If a line in the listing below includes the string "多校联赛", pull it out.
+++
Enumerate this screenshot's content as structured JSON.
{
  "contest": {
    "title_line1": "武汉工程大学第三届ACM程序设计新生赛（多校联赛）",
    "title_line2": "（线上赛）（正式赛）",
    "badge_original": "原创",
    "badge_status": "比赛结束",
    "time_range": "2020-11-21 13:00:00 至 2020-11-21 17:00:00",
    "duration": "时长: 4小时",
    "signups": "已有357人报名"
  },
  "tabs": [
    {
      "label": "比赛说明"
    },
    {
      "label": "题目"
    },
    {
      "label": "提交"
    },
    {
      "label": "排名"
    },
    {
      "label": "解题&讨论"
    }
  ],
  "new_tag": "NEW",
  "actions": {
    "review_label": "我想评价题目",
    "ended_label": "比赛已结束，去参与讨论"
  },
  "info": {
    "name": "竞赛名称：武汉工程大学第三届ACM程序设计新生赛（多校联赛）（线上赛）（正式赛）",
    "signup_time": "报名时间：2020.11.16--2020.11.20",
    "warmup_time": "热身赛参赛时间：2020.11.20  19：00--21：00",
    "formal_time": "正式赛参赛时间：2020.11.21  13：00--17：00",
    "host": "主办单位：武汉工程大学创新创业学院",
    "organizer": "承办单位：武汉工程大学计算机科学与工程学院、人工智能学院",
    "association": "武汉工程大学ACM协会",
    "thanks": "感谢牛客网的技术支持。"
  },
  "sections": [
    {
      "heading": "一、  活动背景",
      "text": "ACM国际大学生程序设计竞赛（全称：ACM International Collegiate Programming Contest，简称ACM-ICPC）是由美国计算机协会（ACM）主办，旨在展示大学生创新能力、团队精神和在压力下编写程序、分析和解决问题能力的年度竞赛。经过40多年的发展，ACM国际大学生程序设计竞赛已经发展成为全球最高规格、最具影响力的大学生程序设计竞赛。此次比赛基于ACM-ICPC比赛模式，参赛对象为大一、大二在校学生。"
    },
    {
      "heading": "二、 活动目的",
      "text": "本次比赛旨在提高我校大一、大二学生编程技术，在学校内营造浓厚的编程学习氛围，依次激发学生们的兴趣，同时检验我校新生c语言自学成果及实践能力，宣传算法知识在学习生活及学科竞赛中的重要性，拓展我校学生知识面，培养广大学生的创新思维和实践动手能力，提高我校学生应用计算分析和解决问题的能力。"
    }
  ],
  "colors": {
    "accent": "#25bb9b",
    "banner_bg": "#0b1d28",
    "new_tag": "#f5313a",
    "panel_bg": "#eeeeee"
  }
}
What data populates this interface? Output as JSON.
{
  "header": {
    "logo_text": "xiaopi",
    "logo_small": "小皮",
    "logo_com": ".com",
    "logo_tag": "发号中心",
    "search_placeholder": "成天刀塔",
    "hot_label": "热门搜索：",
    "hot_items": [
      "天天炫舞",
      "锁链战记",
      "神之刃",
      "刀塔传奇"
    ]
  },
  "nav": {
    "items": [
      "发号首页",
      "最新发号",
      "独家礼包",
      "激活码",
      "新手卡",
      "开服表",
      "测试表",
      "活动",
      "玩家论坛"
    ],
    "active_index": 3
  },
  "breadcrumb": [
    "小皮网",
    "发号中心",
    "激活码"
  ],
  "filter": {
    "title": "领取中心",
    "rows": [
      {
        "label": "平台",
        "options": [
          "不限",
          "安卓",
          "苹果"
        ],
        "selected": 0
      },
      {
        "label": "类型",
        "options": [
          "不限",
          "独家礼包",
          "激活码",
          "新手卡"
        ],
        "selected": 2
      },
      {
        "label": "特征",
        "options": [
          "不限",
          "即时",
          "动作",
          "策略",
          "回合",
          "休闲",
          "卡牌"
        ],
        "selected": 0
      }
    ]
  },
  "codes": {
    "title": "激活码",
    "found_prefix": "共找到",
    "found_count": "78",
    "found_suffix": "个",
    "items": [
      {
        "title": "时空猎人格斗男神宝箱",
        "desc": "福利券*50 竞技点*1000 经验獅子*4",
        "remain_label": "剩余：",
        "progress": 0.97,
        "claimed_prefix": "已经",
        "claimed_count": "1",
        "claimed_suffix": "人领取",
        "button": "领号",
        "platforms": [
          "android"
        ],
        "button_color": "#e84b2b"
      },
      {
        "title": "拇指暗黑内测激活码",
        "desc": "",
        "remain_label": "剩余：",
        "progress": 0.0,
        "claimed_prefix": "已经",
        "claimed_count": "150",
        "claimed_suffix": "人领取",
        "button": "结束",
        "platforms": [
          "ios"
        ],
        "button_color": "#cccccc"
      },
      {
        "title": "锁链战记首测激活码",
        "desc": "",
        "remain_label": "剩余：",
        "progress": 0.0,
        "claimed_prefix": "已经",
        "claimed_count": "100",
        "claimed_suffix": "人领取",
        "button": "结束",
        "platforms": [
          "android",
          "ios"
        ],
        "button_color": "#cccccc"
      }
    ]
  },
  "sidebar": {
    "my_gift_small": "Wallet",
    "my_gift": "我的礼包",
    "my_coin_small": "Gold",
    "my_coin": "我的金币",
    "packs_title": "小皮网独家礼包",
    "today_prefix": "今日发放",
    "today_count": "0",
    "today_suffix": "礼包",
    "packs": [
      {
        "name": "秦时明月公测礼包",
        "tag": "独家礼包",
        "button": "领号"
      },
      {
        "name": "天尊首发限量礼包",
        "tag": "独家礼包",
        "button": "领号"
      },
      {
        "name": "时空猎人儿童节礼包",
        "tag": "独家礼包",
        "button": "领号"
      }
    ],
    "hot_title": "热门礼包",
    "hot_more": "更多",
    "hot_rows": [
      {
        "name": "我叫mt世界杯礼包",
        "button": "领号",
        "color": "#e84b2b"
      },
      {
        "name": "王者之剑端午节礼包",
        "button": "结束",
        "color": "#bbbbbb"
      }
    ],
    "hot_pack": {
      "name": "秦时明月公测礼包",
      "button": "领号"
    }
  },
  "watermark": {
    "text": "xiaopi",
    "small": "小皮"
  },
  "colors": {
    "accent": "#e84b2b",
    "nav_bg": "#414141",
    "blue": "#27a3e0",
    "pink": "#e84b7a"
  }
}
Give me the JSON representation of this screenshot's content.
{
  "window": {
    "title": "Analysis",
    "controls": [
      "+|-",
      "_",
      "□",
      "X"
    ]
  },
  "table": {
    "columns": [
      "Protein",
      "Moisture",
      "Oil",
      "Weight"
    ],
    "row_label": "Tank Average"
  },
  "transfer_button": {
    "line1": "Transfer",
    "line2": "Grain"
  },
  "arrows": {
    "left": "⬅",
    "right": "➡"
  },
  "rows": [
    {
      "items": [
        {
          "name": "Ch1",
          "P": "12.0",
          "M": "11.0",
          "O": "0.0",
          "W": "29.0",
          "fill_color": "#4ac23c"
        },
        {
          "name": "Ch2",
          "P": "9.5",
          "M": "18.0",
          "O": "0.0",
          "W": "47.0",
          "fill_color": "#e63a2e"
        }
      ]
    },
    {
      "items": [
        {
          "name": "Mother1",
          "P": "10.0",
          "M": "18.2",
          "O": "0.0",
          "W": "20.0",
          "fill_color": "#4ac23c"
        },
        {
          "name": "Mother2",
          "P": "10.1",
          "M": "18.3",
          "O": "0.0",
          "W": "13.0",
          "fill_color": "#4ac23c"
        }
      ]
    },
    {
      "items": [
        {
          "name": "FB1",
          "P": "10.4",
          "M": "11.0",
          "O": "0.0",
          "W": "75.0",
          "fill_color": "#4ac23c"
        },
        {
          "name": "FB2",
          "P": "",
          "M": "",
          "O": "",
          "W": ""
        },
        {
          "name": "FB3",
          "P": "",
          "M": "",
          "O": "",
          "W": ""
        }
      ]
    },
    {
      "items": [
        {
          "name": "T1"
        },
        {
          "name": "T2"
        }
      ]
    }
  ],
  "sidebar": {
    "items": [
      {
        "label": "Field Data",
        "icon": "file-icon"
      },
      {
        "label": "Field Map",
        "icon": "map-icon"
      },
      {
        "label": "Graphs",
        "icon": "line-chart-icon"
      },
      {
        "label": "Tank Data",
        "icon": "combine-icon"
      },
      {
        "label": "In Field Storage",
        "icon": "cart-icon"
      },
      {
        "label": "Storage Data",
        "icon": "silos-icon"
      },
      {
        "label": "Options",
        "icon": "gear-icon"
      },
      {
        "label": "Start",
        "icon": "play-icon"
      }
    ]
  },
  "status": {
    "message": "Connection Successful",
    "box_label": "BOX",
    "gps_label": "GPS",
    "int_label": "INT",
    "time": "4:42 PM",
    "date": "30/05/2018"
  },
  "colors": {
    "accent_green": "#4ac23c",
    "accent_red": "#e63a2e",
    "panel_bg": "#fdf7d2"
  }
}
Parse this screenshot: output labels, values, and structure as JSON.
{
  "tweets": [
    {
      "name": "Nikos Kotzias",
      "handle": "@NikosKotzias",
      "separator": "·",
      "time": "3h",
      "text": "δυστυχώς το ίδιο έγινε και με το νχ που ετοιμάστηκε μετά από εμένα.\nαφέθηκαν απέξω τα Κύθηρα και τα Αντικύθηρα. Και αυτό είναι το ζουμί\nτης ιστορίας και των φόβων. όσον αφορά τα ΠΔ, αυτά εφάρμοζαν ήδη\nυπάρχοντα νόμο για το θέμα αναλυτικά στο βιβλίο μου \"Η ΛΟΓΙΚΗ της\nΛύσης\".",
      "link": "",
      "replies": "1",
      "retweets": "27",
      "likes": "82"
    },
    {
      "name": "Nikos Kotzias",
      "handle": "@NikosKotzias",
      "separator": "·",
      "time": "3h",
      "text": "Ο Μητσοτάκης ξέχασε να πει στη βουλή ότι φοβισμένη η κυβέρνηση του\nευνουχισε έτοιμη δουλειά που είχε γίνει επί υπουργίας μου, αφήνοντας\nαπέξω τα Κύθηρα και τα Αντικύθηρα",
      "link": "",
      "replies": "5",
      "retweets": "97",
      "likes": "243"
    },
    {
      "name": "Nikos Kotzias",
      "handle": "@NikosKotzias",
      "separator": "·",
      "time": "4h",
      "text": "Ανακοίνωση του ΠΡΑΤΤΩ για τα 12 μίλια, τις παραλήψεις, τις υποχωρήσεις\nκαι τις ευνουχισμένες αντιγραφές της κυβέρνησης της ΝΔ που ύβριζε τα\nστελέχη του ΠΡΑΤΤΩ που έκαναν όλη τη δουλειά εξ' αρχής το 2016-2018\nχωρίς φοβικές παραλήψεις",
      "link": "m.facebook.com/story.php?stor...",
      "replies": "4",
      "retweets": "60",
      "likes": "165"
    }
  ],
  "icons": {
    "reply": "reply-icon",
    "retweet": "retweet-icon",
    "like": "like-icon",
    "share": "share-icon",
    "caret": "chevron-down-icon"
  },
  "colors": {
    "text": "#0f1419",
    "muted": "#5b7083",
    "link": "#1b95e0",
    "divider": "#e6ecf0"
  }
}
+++
EXERCISE ANSWER »
    "title_line1": "武汉工程大学第三届ACM程序设计新生赛（多校联赛）",
    "name": "竞赛名称：武汉工程大学第三届ACM程序设计新生赛（多校联赛）（线上赛）（正式赛）",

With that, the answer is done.